● **WHAT THE TASK ASKS**
Find all lines in the records that include the word "jcoleFB", and copy them out.

Dataset rows for apps and sites
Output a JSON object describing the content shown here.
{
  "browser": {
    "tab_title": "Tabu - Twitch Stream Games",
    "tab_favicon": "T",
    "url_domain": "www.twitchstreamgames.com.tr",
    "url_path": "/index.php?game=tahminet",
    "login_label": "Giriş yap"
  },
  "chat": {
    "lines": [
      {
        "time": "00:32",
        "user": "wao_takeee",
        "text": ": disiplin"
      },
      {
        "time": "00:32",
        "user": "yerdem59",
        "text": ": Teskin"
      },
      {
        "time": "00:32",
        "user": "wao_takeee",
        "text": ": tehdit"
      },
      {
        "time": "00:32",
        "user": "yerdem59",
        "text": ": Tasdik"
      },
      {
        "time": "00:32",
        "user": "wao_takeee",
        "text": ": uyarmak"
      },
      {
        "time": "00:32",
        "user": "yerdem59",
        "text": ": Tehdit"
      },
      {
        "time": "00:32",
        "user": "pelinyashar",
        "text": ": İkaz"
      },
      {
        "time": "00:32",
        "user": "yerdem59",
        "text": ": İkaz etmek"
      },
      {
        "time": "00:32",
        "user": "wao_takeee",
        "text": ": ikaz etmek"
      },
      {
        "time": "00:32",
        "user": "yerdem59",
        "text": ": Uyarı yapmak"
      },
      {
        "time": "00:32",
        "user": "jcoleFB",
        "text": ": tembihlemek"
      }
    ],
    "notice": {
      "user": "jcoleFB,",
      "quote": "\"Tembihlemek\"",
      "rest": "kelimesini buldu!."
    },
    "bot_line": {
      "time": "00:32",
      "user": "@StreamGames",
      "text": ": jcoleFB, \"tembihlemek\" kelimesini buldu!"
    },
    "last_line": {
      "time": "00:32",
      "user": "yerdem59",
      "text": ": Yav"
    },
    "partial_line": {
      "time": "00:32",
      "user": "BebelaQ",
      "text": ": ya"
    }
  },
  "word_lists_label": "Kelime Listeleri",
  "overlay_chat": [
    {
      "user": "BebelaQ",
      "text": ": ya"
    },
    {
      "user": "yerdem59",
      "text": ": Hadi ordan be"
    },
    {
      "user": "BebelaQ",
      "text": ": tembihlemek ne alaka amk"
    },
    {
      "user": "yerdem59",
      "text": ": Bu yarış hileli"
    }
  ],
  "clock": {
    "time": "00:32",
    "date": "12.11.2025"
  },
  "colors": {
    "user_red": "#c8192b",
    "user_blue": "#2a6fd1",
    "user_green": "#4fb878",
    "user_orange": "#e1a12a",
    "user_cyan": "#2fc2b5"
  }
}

● **WRITTEN ANSWER**
        "user": "jcoleFB",
      "user": "jcoleFB,",
      "text": ": jcoleFB, \"tembihlemek\" kelimesini buldu!"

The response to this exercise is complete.